Science Highlights

Date Postedsort descending
(A) Lattice structure of GdSi, viewed along the incommensurate antiferromagnetic wave vector (0, 0.483, 0.092) direction. (B) DC magnetic susceptibility measured along all three orthogonal axes shows two magnetic phase transitions at 53.0 and 54.7 K. (Inset) Susceptibility vs. temperature from 1.8 to 300 K. To view a larger version of the image, click on it.
Electronic interactions give rise to quantum phenomena in rare-earth magnets

Researchers studied a unique example of the nesting-driven spin density wave ground state in the rare-earth magnet GdSi that allowed them to explore the local and itinerant spin interaction.

July 16, 2013
Synthesis of PFeTTPP. a) Molecular structure; b) simulated 3D stacking of PFeTTPP. Fe red, N blue, C light blue, S yellow; H not shown for clarity. To view a larger version of the image, click on it.
A new route to making high-efficiency, low-cost electrocatalysts

Researchers reported a new method of fabricating a highly efficient, “support-free” oxygen reduction catalyst for fuel cell application using an ultrahigh surface area polyporphyrin as precursor.

July 16, 2013
Ames Laboratory scientists discover new family of quasicrystals

Scientists at the U.S. Department of Energy’s (DOE) Ames Laboratory have discovered a new family of rare-earth quasicrystals using an algorithm they developed to help pinpoint them.

July 16, 2013
SRIM-2008 calculated implanted Xe concentration (at.%, solid lines) and accumulated damage (dpa, dashed lines). To view a larger version of the image, click on it.
Studying defects created by irradiating molybdenum crystals

In situ Transmission Electron Microscopy (TEM) studies of Xe implantations in pure single crystal Molybdenum were conducted to study irradiation damage and inert gas bubble formation and growth behaviors.

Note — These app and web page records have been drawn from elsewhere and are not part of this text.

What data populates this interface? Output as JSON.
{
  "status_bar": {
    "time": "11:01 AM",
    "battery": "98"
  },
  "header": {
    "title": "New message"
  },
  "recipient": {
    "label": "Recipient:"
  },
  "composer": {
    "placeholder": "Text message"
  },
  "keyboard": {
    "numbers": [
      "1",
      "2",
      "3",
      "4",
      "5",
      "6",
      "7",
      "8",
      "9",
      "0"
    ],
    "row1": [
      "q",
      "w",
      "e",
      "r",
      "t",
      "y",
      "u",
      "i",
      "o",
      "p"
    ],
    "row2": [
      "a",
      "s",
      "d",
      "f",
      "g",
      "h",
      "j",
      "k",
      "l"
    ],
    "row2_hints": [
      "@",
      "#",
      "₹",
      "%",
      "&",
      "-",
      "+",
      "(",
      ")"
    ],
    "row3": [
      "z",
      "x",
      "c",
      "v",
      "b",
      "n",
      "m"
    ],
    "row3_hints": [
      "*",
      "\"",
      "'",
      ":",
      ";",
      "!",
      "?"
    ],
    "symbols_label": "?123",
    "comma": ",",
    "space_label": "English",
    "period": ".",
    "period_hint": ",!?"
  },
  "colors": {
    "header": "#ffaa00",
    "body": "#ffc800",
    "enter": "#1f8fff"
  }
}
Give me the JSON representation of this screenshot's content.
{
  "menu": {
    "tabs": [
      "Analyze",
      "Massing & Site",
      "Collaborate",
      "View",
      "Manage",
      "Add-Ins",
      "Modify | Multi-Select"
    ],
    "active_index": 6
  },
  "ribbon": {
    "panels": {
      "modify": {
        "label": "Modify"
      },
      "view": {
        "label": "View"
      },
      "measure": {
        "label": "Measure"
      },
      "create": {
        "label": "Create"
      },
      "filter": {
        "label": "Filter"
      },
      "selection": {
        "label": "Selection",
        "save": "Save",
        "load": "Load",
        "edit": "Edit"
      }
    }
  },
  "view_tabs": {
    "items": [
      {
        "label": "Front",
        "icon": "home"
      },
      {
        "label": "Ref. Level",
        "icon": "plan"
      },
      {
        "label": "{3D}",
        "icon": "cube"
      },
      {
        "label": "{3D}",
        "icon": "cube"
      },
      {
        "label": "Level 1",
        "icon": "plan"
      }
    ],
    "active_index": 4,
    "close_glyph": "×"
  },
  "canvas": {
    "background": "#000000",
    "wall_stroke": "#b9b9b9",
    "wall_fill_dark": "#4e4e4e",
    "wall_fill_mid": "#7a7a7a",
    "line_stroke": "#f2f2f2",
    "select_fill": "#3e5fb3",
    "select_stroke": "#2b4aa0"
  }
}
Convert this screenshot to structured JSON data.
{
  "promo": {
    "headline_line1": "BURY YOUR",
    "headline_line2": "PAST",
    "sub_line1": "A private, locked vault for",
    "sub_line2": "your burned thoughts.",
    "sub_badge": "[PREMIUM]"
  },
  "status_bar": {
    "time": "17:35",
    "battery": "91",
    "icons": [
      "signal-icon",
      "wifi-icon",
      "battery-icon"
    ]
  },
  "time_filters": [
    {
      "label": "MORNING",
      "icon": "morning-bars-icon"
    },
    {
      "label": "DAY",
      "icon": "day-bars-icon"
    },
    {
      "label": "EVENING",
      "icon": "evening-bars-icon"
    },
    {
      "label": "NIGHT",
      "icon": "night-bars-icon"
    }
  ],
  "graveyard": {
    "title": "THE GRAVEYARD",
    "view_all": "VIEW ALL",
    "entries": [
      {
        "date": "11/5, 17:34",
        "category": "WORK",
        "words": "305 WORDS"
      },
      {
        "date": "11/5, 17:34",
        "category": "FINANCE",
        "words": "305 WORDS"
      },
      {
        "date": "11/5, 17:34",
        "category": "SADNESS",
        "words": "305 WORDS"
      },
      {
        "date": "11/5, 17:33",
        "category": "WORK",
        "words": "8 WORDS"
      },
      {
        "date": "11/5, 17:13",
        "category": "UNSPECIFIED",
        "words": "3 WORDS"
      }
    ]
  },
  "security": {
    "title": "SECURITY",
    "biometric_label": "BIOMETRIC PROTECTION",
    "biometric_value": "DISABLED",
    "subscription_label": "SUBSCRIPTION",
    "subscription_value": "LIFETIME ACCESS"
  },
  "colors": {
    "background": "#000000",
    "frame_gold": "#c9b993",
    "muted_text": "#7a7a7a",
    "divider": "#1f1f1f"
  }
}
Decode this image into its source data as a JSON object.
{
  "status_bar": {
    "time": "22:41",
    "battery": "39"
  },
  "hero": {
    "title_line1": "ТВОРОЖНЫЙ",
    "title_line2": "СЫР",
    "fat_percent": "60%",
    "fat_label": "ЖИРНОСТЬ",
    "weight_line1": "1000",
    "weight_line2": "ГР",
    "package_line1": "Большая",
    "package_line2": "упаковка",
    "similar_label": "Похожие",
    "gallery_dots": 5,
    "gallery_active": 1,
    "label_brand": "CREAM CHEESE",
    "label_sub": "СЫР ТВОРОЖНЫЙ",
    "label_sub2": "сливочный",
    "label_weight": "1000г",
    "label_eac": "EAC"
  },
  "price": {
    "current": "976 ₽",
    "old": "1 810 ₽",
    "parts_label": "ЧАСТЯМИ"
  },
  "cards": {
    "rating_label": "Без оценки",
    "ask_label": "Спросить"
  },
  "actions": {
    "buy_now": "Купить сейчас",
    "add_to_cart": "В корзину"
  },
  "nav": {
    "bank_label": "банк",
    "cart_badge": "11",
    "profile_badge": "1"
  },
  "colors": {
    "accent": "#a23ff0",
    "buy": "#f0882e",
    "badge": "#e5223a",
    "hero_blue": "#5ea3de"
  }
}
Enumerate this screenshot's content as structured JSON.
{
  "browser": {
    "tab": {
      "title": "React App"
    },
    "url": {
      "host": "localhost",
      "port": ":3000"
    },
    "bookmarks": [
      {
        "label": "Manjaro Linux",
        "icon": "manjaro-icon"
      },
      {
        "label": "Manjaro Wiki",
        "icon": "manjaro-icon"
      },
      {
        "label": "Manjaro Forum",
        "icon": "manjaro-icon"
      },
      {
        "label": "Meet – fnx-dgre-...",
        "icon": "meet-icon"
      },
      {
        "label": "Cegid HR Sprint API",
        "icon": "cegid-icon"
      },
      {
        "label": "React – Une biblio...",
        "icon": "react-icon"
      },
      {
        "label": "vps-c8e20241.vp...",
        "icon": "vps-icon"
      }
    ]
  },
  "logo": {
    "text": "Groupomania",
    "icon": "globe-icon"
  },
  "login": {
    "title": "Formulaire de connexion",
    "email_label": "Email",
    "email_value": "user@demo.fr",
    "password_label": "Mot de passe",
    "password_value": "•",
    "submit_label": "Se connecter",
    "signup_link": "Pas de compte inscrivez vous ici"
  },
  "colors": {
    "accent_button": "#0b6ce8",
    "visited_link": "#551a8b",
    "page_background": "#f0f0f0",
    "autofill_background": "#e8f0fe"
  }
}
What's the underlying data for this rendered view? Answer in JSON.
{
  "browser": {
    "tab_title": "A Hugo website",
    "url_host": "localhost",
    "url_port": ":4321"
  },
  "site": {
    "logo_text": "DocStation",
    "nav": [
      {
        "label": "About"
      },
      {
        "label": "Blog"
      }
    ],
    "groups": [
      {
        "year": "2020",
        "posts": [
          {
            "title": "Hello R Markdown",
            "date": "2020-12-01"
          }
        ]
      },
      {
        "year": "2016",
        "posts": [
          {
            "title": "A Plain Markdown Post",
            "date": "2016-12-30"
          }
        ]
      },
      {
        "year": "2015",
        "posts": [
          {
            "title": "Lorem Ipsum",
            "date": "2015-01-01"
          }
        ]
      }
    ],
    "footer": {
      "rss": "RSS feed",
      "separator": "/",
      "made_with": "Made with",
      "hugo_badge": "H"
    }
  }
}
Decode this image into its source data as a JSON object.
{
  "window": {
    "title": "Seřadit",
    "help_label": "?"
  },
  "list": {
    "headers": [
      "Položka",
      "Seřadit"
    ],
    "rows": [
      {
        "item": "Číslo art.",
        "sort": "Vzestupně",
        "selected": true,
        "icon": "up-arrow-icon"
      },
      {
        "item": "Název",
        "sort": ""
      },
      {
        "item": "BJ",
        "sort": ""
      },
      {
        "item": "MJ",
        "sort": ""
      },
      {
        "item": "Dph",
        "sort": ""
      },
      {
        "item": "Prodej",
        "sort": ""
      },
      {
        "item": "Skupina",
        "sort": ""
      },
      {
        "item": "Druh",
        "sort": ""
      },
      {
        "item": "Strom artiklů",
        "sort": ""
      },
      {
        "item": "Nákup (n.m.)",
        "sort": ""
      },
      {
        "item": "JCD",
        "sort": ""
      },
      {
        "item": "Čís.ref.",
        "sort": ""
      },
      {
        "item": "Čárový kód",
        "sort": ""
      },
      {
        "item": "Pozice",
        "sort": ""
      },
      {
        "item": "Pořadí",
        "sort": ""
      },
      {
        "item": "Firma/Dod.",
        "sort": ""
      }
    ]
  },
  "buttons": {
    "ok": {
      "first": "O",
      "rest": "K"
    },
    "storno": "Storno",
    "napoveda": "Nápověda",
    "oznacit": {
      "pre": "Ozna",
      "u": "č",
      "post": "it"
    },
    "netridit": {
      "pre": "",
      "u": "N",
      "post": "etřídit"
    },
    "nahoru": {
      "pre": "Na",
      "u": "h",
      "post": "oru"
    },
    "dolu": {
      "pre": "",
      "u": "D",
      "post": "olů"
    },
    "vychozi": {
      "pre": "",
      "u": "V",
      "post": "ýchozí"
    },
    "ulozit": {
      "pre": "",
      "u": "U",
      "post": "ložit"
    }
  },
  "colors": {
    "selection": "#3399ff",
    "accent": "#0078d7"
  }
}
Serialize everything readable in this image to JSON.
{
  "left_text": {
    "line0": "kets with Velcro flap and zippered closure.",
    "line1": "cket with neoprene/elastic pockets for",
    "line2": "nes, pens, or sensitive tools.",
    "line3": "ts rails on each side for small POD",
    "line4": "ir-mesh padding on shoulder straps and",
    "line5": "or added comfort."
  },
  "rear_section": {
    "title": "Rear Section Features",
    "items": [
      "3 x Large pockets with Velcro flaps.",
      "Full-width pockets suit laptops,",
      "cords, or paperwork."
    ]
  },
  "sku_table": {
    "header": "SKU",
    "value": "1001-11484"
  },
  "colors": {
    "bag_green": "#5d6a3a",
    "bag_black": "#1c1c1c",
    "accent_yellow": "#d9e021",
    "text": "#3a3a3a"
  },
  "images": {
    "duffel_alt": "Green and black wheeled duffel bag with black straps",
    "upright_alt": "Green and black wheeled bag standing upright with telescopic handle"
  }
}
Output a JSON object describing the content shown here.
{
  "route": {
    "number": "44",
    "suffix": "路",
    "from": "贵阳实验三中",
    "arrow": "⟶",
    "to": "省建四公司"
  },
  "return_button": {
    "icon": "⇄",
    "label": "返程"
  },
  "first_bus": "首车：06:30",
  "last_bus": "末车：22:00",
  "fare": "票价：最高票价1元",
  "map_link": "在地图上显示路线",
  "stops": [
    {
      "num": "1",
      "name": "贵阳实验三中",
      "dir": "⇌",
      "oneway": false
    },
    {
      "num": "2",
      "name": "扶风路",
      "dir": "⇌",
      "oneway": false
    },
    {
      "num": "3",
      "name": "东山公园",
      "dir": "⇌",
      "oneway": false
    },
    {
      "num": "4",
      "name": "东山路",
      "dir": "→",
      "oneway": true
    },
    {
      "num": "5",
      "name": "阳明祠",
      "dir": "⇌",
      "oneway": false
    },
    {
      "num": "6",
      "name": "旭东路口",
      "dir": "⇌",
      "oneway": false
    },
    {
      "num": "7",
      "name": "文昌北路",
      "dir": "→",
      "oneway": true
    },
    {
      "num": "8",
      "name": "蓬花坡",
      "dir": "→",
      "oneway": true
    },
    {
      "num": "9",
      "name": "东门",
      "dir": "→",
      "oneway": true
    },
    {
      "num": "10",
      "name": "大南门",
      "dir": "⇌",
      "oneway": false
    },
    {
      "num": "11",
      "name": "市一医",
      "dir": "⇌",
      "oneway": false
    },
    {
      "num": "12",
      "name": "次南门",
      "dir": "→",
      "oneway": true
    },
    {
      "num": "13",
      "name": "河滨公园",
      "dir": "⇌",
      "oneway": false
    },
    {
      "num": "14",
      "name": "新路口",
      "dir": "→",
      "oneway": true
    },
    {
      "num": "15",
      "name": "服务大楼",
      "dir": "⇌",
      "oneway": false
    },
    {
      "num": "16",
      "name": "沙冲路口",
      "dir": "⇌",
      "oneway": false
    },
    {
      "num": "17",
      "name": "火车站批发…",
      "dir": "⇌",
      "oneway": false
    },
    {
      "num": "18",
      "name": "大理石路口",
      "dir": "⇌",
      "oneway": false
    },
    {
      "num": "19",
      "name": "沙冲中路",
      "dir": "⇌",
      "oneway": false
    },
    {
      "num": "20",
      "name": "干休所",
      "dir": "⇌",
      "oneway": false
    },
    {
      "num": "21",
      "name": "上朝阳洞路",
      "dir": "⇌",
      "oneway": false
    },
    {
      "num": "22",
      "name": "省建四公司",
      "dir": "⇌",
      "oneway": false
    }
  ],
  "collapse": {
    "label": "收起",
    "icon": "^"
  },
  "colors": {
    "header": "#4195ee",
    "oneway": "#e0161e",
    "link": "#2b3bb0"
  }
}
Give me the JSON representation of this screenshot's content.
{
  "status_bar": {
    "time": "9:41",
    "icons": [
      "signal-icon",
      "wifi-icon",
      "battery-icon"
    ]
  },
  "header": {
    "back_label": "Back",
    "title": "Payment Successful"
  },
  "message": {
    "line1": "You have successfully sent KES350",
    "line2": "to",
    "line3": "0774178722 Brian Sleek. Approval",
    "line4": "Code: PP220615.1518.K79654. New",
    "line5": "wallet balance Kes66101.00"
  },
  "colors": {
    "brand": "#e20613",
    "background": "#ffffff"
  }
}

July 16, 2013
(a) Isosurface (30%) of the reconstructed amplitude superimposed with a model of the possible {111} and {100} crystal planes. The normal directions of two sets of crystalline planes {111} and {100} are marked by two kinds of arrows (fat and narrow), and the one (111) used for the measurement is marked in red. (b,c) are the top and bottom view of phase shift distribution pasted on the 30% isosurface plot. Three strain distinguished locations numerically labelled are chosen for quantitative measurement as a function of pressure. (d) 3D phase distribution at different slicing depths spaced apart by 20 nm steps from top to bottom of the crystal. The colour scale is used to show the relative phase shift and normalized to range [−π/4, π/4].To view a larger version of the image, click on it.
A high-pressure nanoimaging breakthrough

A team of researchers made a major breakthrough in measuring the structure of nanomaterials under extremely high pressures.

July 16, 2013
The structure of the human glucagon receptor, which could help scientists design new drugs for type 2 diabetes. Image courtesy of Katya Kadyshevskaya, The Scripps Research Institute.
A key target for diabetes drugs

A team of researchers has identified the three-dimensional atomic structure of the human glucagon receptor. The receptor, found mainly on liver and kidney cells, helps regulate glucose levels in the bloodstream and is the target of potential therapeutic agents for type 2 diabetes.

August 5, 2013
Example profiles related to finding AOD (z) for April 15, 2008, obtained by the Micropulse Lidar (MPL). To view a larger version of the image, click on it.
Profiling atmospheric aerosols

For the first time, a long-term average of Air Optical Depth as a function of the height above the ground was obtained by Argonne researchers.

August 15, 2013
Unlocking the Potential of Lignin

A team of researchers in Argonne’s Biosciences Division is investigating how some microorganisms can promote lignin degradation.

August 15, 2013
The team used the new APS superconducting undulator to obtain a diffraction pattern from an icosahedral Gd-Cd quasicrystal showing 10-fold rotational symmetry.  This diffraction pattern is the cover illustration for the latest issue of Nature Materials.
A New Family of Quasicrystals

Scientists from Ames Laboratory and Iowa State University carrying out research at the Advanced Photon Source (APS) at Argonne characterized a new family of rare-earth quasicrystals.

August 19, 2013
Scientists at Argonne National Laboratory, collaborating with the University of Iowa, Pennsylvania State University and Hamilton College, determined that phosphate bound or occluded within the Fe(III) oxides has a significant impact on minerals produced by the iron-reducing bacterium Shewanella putrefaciens CN32 (a microbe commonly found in aquatic and terrestrial environments). To view a larger version of the image, click on it.
Phosphate influences cycling of iron and carbon in the environment

A new study provides key information for understanding how to use the bacteria to treat contaminated environments efficiently.

August 30, 2013